For the data below, give the number of lines that include the word "author" and nothing else.

##########

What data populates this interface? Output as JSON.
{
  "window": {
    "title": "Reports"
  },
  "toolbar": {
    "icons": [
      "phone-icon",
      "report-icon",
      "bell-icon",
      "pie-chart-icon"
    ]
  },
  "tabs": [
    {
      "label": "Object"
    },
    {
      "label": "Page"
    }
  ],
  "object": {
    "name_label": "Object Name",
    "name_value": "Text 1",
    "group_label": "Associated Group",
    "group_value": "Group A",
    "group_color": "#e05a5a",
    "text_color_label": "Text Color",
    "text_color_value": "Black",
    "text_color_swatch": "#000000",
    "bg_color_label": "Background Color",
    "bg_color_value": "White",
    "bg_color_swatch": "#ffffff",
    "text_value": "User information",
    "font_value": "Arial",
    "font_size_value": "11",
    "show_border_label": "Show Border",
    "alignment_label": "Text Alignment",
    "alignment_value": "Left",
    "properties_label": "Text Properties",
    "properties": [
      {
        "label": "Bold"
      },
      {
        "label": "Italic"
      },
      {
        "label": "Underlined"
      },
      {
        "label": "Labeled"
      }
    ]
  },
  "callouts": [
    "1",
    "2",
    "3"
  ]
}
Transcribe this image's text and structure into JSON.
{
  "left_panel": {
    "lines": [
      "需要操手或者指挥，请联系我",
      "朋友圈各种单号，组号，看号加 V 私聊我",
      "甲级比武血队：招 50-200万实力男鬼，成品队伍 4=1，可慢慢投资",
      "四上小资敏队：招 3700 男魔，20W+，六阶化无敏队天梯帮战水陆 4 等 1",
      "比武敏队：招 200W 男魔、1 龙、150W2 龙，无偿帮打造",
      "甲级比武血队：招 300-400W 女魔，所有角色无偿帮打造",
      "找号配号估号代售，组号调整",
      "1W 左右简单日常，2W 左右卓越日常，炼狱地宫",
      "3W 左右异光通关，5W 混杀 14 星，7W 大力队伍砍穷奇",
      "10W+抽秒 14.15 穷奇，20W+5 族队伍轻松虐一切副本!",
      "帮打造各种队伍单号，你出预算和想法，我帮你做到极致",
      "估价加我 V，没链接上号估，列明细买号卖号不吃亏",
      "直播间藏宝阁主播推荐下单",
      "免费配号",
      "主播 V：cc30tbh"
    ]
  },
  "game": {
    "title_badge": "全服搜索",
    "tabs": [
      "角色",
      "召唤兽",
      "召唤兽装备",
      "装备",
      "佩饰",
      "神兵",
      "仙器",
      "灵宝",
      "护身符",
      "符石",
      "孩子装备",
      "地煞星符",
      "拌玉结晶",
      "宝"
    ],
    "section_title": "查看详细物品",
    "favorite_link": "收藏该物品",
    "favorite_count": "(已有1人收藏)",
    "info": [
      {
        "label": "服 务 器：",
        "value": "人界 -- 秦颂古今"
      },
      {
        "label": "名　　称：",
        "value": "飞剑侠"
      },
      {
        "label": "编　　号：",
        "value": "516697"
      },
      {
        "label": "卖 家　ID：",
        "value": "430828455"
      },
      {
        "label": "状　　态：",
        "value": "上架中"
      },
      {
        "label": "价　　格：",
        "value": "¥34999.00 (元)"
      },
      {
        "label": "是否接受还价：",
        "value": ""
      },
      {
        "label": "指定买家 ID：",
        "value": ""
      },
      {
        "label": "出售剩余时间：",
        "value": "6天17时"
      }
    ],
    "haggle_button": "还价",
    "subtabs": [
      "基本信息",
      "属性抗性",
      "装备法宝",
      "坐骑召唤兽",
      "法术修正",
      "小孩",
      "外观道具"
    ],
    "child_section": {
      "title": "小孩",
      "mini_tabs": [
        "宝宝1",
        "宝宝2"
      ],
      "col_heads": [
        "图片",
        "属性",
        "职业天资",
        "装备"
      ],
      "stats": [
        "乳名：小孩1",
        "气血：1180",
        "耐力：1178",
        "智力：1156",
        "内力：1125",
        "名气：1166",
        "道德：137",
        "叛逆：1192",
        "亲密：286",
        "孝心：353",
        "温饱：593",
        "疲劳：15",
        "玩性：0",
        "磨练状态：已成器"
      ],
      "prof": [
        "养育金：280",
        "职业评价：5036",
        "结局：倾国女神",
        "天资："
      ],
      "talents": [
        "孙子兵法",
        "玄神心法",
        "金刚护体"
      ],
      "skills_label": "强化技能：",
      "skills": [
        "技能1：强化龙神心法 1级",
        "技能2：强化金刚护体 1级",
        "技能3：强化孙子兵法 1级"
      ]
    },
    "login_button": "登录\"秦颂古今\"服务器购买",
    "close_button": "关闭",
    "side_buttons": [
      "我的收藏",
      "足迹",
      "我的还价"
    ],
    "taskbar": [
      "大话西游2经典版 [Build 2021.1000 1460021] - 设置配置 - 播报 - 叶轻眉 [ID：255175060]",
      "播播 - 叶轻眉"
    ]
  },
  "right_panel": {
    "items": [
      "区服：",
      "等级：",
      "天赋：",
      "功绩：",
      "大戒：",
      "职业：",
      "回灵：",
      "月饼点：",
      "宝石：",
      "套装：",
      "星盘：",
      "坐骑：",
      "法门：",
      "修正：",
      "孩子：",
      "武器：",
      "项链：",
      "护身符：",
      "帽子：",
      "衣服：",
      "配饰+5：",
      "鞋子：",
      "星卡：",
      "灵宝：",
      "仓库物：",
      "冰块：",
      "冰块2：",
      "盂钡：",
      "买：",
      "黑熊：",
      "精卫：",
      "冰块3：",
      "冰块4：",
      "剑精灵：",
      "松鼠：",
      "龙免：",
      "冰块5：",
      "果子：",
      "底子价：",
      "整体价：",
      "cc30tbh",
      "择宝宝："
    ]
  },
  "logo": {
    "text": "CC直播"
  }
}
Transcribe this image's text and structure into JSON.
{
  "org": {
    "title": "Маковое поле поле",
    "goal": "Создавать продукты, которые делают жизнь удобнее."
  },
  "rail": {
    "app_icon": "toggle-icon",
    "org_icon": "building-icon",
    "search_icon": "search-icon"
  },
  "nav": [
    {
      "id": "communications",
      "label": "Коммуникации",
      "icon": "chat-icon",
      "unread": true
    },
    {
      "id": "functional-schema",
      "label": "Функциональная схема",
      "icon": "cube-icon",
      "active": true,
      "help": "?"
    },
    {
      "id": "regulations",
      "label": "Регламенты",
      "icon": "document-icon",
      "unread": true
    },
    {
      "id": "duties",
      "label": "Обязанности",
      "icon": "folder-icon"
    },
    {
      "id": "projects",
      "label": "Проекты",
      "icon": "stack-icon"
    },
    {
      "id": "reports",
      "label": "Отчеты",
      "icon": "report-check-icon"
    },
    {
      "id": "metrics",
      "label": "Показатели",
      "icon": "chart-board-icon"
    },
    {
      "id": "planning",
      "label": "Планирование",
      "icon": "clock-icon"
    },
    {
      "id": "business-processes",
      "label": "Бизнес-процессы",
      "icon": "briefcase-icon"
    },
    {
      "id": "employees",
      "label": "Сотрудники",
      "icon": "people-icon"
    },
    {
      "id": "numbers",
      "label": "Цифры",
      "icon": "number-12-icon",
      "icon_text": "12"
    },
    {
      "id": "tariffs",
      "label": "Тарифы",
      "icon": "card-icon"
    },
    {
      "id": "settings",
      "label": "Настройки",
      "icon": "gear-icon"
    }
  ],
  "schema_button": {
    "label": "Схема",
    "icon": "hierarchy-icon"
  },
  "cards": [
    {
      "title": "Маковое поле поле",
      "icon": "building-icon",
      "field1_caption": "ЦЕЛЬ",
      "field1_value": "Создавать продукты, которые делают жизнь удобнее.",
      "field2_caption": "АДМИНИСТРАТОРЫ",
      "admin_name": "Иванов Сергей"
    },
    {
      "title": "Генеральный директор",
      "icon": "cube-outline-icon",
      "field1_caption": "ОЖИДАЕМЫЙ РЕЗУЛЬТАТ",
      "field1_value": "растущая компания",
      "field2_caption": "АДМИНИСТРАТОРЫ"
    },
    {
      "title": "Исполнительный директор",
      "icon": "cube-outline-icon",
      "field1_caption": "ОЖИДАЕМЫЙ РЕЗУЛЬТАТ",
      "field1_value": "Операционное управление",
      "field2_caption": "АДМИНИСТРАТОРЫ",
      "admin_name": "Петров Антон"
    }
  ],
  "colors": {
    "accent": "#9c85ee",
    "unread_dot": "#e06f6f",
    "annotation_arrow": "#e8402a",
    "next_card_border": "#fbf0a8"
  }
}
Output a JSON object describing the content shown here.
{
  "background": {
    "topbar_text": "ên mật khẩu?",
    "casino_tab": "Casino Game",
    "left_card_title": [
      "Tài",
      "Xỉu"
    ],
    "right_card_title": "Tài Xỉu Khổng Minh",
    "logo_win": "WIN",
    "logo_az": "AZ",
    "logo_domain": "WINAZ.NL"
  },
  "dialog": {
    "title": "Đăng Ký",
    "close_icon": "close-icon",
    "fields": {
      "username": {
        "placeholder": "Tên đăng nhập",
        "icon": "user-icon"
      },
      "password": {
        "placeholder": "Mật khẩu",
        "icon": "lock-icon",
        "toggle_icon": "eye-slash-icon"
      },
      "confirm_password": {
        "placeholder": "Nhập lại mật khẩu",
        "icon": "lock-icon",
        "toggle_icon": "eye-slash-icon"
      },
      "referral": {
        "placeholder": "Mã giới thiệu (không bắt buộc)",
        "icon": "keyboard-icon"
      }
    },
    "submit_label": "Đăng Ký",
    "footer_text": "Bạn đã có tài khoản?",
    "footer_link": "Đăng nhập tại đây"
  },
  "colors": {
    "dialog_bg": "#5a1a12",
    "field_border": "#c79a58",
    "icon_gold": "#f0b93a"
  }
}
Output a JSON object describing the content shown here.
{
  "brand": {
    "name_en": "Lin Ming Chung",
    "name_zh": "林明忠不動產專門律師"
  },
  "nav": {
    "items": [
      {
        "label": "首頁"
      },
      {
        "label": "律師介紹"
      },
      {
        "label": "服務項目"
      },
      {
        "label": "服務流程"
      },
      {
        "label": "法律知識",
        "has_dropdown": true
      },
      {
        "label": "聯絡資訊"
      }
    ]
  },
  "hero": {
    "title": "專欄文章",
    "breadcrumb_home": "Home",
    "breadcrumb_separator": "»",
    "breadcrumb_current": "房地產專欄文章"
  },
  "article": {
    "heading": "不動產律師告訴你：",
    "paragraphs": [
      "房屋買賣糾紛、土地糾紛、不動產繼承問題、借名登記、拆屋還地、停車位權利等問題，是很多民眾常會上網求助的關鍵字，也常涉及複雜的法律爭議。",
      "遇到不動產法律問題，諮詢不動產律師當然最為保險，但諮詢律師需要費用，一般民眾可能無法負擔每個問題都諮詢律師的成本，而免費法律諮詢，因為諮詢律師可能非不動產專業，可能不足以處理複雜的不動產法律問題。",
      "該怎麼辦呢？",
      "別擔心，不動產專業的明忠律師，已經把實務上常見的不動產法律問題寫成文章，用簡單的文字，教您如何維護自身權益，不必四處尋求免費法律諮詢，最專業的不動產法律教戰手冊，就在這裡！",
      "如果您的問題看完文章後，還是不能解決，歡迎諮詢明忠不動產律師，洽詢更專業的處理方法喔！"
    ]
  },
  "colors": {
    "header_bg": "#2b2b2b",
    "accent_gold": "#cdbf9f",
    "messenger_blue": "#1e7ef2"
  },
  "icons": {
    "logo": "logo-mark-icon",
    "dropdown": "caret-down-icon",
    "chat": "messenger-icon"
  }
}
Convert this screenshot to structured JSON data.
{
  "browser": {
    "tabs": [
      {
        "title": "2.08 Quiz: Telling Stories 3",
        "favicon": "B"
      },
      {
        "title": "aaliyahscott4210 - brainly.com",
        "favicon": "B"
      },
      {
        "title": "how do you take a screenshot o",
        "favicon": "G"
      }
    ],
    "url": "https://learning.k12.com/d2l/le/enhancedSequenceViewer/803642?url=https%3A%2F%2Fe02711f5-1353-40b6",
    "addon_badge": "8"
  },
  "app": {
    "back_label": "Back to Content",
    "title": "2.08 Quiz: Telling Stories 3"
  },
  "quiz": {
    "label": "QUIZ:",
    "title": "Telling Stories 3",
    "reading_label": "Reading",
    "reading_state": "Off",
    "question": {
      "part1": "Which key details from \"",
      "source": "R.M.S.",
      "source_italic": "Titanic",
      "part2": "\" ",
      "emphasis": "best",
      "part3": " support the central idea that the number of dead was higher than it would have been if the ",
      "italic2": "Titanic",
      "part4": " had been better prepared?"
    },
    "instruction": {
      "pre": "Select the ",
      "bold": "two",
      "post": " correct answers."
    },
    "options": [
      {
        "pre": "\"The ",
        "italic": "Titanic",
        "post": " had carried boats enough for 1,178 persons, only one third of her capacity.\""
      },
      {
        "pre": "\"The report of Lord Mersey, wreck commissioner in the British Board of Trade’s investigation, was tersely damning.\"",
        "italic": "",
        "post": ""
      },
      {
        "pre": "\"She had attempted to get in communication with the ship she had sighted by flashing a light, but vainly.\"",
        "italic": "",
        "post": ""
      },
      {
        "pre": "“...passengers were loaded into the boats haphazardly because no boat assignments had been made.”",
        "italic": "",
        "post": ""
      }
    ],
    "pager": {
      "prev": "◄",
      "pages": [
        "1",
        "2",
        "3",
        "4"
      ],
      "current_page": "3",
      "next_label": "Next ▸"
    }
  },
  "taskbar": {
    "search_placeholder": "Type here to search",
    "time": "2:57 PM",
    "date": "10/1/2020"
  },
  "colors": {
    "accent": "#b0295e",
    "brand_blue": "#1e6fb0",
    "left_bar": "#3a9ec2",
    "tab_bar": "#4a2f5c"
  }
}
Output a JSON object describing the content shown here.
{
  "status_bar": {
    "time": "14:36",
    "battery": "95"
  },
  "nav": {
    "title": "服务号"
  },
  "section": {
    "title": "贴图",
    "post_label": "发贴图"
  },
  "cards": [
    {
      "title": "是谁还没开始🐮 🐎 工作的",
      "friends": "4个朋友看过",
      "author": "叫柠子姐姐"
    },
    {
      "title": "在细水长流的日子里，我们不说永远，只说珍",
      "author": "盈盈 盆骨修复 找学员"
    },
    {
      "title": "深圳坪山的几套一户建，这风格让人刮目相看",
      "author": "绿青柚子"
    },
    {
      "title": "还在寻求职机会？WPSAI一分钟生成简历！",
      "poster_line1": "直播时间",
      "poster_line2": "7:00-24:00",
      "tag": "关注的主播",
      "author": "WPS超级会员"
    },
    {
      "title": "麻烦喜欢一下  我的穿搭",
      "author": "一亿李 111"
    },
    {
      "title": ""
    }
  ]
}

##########

Response to the exercise: 5